Comic dialogue and singing.
"Alabama Jubilee," "That Dixie Band" and "Honeymoon Bells."
At the Palace much laughter was caused by Hiram's love making, Hiram reading from a book of instructions on love which bit is also done in the Ardpath act.

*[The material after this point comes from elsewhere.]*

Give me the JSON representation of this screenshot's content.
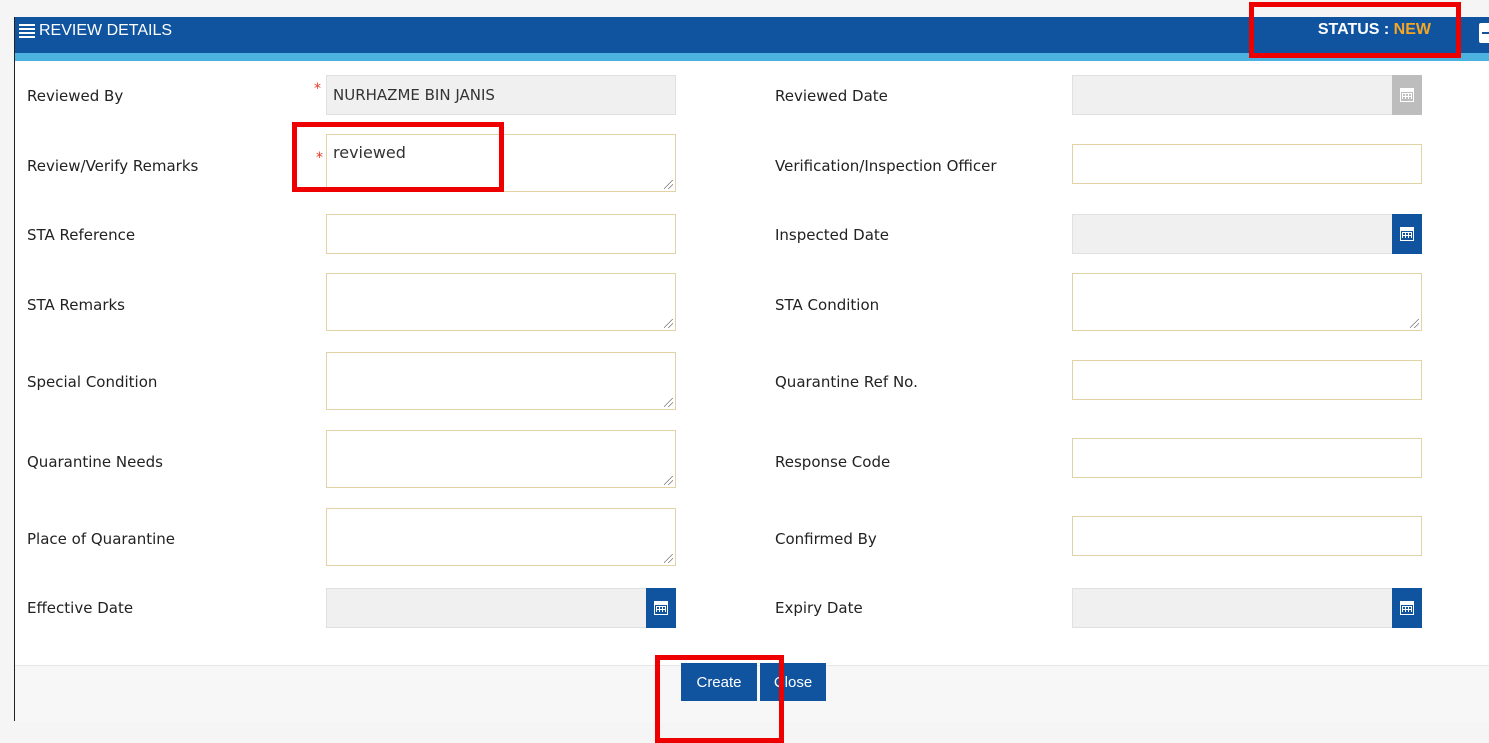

At this hour one must make comparisons with Brooks' act with that of the Ardpath vaudeville troop as each turn is of the rural sort that has a show company hit the farm with the leading character a blustery, breezy overgrown country boy named Hiram. There is also the dinner scene with the usual bits of the hot coffee pot being thrust down the centre of the older Rube's pants in the act, the hand burning by the hot potatoes, the hands in the bowl, etc., which both acts use. In the Ardpath turn there is live stock and a more countrified aspect, with a Rube sheriff and several show girls in long dresses. In the Brooks offering there are two Rube characters, a soubrette girlie called Trixie, to whom Hiram makes love, and five choristers, who make several pleasing changes of costumes and help out on most of the numbers with voice and feet. Brooks also does the hot potato picking up with the pitchfork. Brooks may have done his type of rube comedy long before Ardpath and it may have been vice versa. It's up to them to settle the matter between themselves. Miss [Dorothy] Melantanio is sure a good looker, shows considerable pep, although experience and some modern stepping instructions will help her advance, and is a great help to Brooks all the way. The act runs 19 minutes, having a full stage special farm exterior. "Alabama Jubilee" is the opening number, the girls wearing old fashioned dresses for this number. The next selection is "That Dixie Band," the girls wearing purpled outfits of the abbreviated type. The next was "Honeymoon Bells," with Brooks and Miss Melantanio leading, doing a dance at the close. The girl also changed for this number, wearing white dresses. Miss Melatanio changed into a nifty pink array for the last half of the turn. She is of the typical soubrette style, short, curly hair and wearing the accustomed regalia hat shows her shapely legs to advantage.
Variety, 41:1 (12/03/1915)